● Activity
Where a line below carries the word "Data", include it in the count, then give the count alone.
=== Extracted records ===
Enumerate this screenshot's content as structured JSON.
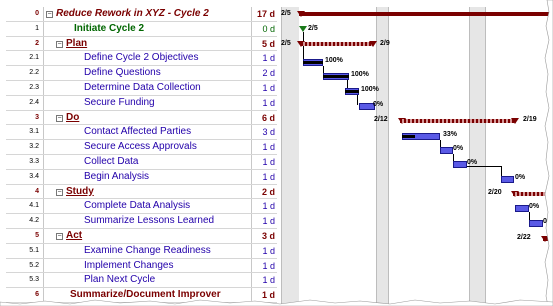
{
  "tasks": [
    {
      "id": "0",
      "name": "Reduce Rework in XYZ - Cycle 2",
      "dur": "17 d",
      "level": "lv0",
      "toggle": "−"
    },
    {
      "id": "1",
      "name": "Initiate Cycle 2",
      "dur": "0 d",
      "level": "lvm",
      "toggle": ""
    },
    {
      "id": "2",
      "name": "Plan",
      "dur": "5 d",
      "level": "lv1",
      "toggle": "−"
    },
    {
      "id": "2.1",
      "name": "Define Cycle 2 Objectives",
      "dur": "1 d",
      "level": "lv2",
      "toggle": ""
    },
    {
      "id": "2.2",
      "name": "Define Questions",
      "dur": "2 d",
      "level": "lv2",
      "toggle": ""
    },
    {
      "id": "2.3",
      "name": "Determine Data Collection",
      "dur": "1 d",
      "level": "lv2",
      "toggle": ""
    },
    {
      "id": "2.4",
      "name": "Secure Funding",
      "dur": "1 d",
      "level": "lv2",
      "toggle": ""
    },
    {
      "id": "3",
      "name": "Do",
      "dur": "6 d",
      "level": "lv1",
      "toggle": "−"
    },
    {
      "id": "3.1",
      "name": "Contact Affected Parties",
      "dur": "3 d",
      "level": "lv2",
      "toggle": ""
    },
    {
      "id": "3.2",
      "name": "Secure Access Approvals",
      "dur": "1 d",
      "level": "lv2",
      "toggle": ""
    },
    {
      "id": "3.3",
      "name": "Collect Data",
      "dur": "1 d",
      "level": "lv2",
      "toggle": ""
    },
    {
      "id": "3.4",
      "name": "Begin Analysis",
      "dur": "1 d",
      "level": "lv2",
      "toggle": ""
    },
    {
      "id": "4",
      "name": "Study",
      "dur": "2 d",
      "level": "lv1",
      "toggle": "−"
    },
    {
      "id": "4.1",
      "name": "Complete Data Analysis",
      "dur": "1 d",
      "level": "lv2",
      "toggle": ""
    },
    {
      "id": "4.2",
      "name": "Summarize Lessons Learned",
      "dur": "1 d",
      "level": "lv2",
      "toggle": ""
    },
    {
      "id": "5",
      "name": "Act",
      "dur": "3 d",
      "level": "lv1",
      "toggle": "−"
    },
    {
      "id": "5.1",
      "name": "Examine Change Readiness",
      "dur": "1 d",
      "level": "lv2",
      "toggle": ""
    },
    {
      "id": "5.2",
      "name": "Implement Changes",
      "dur": "1 d",
      "level": "lv2",
      "toggle": ""
    },
    {
      "id": "5.3",
      "name": "Plan Next Cycle",
      "dur": "1 d",
      "level": "lv2",
      "toggle": ""
    },
    {
      "id": "6",
      "name": "Summarize/Document Improver",
      "dur": "1 d",
      "level": "lvs",
      "toggle": ""
    }
  ],
  "gantt": {
    "summary_labels": {
      "cycle_start": "2/5",
      "plan_start": "2/5",
      "plan_end": "2/9",
      "do_start": "2/12",
      "do_end": "2/19",
      "study_start": "2/20",
      "act_start": "2/22"
    },
    "milestone_label": "2/5",
    "progress_labels": [
      "100%",
      "100%",
      "100%",
      "0%",
      "33%",
      "0%",
      "0%",
      "0%",
      "0%",
      "0%"
    ],
    "colors": {
      "summary": "#7a0000",
      "task": "#5a5ae6",
      "milestone": "#1a7a1a",
      "weekend": "#e6e6e6"
    }
  }
}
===
● Solution for this exercise
3